__Exercise description__
Repeat all the data that appears below, keeping it exact.

__Extracted information__
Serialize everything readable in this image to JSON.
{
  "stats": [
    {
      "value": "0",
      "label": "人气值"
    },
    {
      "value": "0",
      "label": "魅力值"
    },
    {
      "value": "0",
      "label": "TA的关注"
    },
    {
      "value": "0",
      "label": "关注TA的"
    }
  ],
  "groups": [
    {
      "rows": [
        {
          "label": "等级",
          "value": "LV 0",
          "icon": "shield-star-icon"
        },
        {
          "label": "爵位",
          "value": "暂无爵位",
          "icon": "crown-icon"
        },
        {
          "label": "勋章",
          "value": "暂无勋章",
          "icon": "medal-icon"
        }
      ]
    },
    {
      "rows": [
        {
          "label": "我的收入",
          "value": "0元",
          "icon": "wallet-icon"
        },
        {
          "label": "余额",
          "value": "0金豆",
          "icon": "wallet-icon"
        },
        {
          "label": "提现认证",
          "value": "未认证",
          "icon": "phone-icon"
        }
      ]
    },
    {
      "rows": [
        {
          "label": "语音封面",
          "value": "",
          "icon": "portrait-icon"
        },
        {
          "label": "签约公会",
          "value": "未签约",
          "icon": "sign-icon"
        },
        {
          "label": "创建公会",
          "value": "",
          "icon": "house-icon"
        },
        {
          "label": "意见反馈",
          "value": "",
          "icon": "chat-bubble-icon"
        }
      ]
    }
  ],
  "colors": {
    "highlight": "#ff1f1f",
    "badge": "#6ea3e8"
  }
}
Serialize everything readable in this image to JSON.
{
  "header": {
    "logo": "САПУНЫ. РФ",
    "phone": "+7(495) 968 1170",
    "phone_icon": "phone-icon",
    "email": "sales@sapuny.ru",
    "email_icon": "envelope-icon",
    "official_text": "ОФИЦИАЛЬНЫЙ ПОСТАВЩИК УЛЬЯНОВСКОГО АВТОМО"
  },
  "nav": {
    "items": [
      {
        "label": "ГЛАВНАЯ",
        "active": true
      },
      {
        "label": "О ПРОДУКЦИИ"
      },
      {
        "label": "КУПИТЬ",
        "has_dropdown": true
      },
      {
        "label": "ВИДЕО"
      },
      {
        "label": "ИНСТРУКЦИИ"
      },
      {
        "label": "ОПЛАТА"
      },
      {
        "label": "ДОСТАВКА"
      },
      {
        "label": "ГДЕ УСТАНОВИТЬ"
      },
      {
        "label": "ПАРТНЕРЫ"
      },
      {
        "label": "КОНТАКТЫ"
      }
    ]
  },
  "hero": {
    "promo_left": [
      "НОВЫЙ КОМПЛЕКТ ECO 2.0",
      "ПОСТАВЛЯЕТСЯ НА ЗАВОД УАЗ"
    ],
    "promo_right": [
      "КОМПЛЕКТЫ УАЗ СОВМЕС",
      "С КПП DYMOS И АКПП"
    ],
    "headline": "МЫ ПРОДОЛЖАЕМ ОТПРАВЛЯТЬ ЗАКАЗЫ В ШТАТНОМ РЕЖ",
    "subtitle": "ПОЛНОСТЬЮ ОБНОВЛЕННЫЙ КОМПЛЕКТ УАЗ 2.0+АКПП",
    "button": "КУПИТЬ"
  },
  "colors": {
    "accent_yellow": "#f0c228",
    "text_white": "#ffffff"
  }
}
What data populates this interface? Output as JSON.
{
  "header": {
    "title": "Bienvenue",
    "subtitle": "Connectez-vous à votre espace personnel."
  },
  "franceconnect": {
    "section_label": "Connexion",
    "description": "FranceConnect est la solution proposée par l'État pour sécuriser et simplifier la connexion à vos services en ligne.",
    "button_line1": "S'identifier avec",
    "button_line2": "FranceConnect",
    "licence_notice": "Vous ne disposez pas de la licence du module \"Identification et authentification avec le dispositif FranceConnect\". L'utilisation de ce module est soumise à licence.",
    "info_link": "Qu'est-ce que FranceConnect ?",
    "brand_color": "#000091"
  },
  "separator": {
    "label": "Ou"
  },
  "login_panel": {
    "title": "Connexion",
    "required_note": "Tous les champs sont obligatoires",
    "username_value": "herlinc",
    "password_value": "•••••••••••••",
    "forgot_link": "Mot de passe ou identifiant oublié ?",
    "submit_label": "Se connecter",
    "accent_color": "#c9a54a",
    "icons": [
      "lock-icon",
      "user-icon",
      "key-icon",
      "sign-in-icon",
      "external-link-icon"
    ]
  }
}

__Answer box__
Serialize everything readable in this image to JSON.
{
  "stats": [
    {
      "value": "0",
      "label": "人气值"
    },
    {
      "value": "0",
      "label": "魅力值"
    },
    {
      "value": "0",
      "label": "TA的关注"
    },
    {
      "value": "0",
      "label": "关注TA的"
    }
  ],
  "groups": [
    {
      "rows": [
        {
          "label": "等级",
          "value": "LV 0",
          "icon": "shield-star-icon"
        },
        {
          "label": "爵位",
          "value": "暂无爵位",
          "icon": "crown-icon"
        },
        {
          "label": "勋章",
          "value": "暂无勋章",
          "icon": "medal-icon"
        }
      ]
    },
    {
      "rows": [
        {
          "label": "我的收入",
          "value": "0元",
          "icon": "wallet-icon"
        },
        {
          "label": "余额",
          "value": "0金豆",
          "icon": "wallet-icon"
        },
        {
          "label": "提现认证",
          "value": "未认证",
          "icon": "phone-icon"
        }
      ]
    },
    {
      "rows": [
        {
          "label": "语音封面",
          "value": "",
          "icon": "portrait-icon"
        },
        {
          "label": "签约公会",
          "value": "未签约",
          "icon": "sign-icon"
        },
        {
          "label": "创建公会",
          "value": "",
          "icon": "house-icon"
        },
        {
          "label": "意见反馈",
          "value": "",
          "icon": "chat-bubble-icon"
        }
      ]
    }
  ],
  "colors": {
    "highlight": "#ff1f1f",
    "badge": "#6ea3e8"
  }
}
Serialize everything readable in this image to JSON.
{
  "header": {
    "logo": "САПУНЫ. РФ",
    "phone": "+7(495) 968 1170",
    "phone_icon": "phone-icon",
    "email": "sales@sapuny.ru",
    "email_icon": "envelope-icon",
    "official_text": "ОФИЦИАЛЬНЫЙ ПОСТАВЩИК УЛЬЯНОВСКОГО АВТОМО"
  },
  "nav": {
    "items": [
      {
        "label": "ГЛАВНАЯ",
        "active": true
      },
      {
        "label": "О ПРОДУКЦИИ"
      },
      {
        "label": "КУПИТЬ",
        "has_dropdown": true
      },
      {
        "label": "ВИДЕО"
      },
      {
        "label": "ИНСТРУКЦИИ"
      },
      {
        "label": "ОПЛАТА"
      },
      {
        "label": "ДОСТАВКА"
      },
      {
        "label": "ГДЕ УСТАНОВИТЬ"
      },
      {
        "label": "ПАРТНЕРЫ"
      },
      {
        "label": "КОНТАКТЫ"
      }
    ]
  },
  "hero": {
    "promo_left": [
      "НОВЫЙ КОМПЛЕКТ ECO 2.0",
      "ПОСТАВЛЯЕТСЯ НА ЗАВОД УАЗ"
    ],
    "promo_right": [
      "КОМПЛЕКТЫ УАЗ СОВМЕС",
      "С КПП DYMOS И АКПП"
    ],
    "headline": "МЫ ПРОДОЛЖАЕМ ОТПРАВЛЯТЬ ЗАКАЗЫ В ШТАТНОМ РЕЖ",
    "subtitle": "ПОЛНОСТЬЮ ОБНОВЛЕННЫЙ КОМПЛЕКТ УАЗ 2.0+АКПП",
    "button": "КУПИТЬ"
  },
  "colors": {
    "accent_yellow": "#f0c228",
    "text_white": "#ffffff"
  }
}
What data populates this interface? Output as JSON.
{
  "header": {
    "title": "Bienvenue",
    "subtitle": "Connectez-vous à votre espace personnel."
  },
  "franceconnect": {
    "section_label": "Connexion",
    "description": "FranceConnect est la solution proposée par l'État pour sécuriser et simplifier la connexion à vos services en ligne.",
    "button_line1": "S'identifier avec",
    "button_line2": "FranceConnect",
    "licence_notice": "Vous ne disposez pas de la licence du module \"Identification et authentification avec le dispositif FranceConnect\". L'utilisation de ce module est soumise à licence.",
    "info_link": "Qu'est-ce que FranceConnect ?",
    "brand_color": "#000091"
  },
  "separator": {
    "label": "Ou"
  },
  "login_panel": {
    "title": "Connexion",
    "required_note": "Tous les champs sont obligatoires",
    "username_value": "herlinc",
    "password_value": "•••••••••••••",
    "forgot_link": "Mot de passe ou identifiant oublié ?",
    "submit_label": "Se connecter",
    "accent_color": "#c9a54a",
    "icons": [
      "lock-icon",
      "user-icon",
      "key-icon",
      "sign-in-icon",
      "external-link-icon"
    ]
  }
}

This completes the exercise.